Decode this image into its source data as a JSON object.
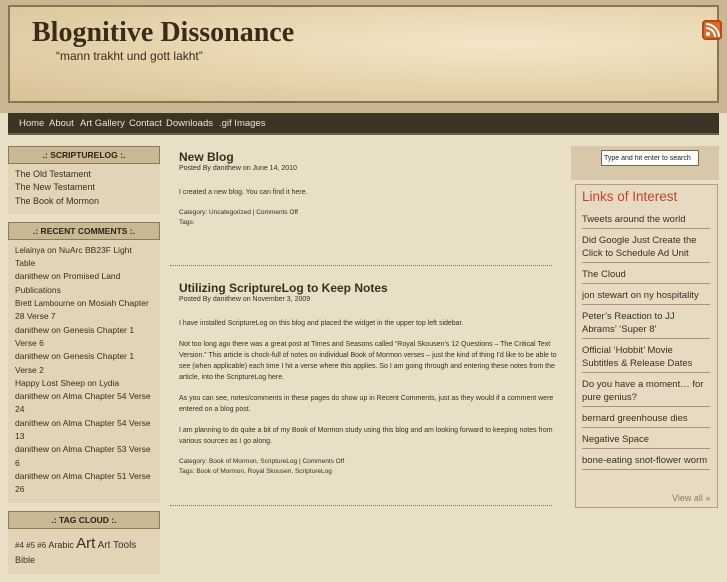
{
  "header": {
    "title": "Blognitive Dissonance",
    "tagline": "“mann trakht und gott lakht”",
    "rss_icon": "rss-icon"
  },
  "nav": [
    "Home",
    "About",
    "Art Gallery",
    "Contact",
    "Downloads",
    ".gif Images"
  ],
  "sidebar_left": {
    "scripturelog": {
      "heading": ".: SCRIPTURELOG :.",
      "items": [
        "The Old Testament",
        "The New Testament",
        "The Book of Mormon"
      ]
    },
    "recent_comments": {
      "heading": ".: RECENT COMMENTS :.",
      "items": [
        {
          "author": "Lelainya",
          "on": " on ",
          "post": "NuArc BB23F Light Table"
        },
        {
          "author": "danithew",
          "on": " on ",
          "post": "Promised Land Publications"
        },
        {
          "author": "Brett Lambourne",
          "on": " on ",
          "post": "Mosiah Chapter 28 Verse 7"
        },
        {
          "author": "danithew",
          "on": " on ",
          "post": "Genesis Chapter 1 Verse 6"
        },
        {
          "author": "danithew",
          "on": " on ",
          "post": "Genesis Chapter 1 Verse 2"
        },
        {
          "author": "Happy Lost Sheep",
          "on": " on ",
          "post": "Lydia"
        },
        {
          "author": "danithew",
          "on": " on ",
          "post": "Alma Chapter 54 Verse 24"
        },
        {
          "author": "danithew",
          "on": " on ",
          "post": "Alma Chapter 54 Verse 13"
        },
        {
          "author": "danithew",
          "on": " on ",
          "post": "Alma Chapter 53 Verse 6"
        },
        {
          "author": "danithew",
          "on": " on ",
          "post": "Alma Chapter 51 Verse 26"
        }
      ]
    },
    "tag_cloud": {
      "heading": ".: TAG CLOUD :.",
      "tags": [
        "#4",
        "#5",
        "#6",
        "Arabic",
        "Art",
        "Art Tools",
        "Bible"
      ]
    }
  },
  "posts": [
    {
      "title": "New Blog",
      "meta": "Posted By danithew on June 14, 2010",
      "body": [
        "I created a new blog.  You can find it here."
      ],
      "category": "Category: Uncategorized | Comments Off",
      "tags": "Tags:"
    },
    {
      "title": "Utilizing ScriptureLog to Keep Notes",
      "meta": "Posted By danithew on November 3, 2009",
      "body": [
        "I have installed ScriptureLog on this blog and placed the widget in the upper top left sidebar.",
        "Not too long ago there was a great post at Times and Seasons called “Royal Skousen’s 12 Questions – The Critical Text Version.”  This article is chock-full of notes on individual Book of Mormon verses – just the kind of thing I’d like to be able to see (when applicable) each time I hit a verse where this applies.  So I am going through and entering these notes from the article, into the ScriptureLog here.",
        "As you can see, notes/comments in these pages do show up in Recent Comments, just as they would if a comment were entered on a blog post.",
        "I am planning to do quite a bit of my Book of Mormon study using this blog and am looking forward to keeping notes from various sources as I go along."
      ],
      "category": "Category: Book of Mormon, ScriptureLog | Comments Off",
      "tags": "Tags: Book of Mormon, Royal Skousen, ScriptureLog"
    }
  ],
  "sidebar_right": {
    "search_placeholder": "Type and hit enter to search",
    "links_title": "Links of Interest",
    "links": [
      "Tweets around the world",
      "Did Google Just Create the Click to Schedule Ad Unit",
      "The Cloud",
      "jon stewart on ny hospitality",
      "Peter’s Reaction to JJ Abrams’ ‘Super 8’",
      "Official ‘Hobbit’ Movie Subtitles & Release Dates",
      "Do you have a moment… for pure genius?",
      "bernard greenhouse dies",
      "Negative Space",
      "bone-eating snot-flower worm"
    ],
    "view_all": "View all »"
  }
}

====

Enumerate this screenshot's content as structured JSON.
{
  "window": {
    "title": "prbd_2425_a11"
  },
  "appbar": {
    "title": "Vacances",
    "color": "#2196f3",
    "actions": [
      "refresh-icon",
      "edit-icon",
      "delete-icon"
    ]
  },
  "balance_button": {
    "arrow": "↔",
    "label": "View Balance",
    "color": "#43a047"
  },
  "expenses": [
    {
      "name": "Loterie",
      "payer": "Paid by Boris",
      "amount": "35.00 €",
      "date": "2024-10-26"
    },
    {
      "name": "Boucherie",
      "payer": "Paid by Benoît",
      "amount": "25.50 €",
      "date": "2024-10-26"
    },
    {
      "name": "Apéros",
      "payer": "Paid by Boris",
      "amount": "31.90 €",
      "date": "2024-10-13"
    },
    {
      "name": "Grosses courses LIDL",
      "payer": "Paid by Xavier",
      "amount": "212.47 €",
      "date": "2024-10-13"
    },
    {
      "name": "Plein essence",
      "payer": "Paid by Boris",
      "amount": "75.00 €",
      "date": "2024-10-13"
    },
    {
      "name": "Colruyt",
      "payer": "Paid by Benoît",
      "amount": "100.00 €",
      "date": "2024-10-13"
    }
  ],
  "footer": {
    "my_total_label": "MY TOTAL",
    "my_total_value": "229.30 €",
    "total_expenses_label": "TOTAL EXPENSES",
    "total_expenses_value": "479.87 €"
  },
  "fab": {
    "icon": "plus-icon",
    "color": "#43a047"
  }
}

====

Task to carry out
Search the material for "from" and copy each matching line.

Exercise response
        "Not too long ago there was a great post at Times and Seasons called “Royal Skousen’s 12 Questions – The Critical Text Version.”  This article is chock-full of notes on individual Book of Mormon verses – just the kind of thing I’d like to be able to see (when applicable) each time I hit a verse where this applies.  So I am going through and entering these notes from the article, into the ScriptureLog here.",
        "I am planning to do quite a bit of my Book of Mormon study using this blog and am looking forward to keeping notes from various sources as I go along."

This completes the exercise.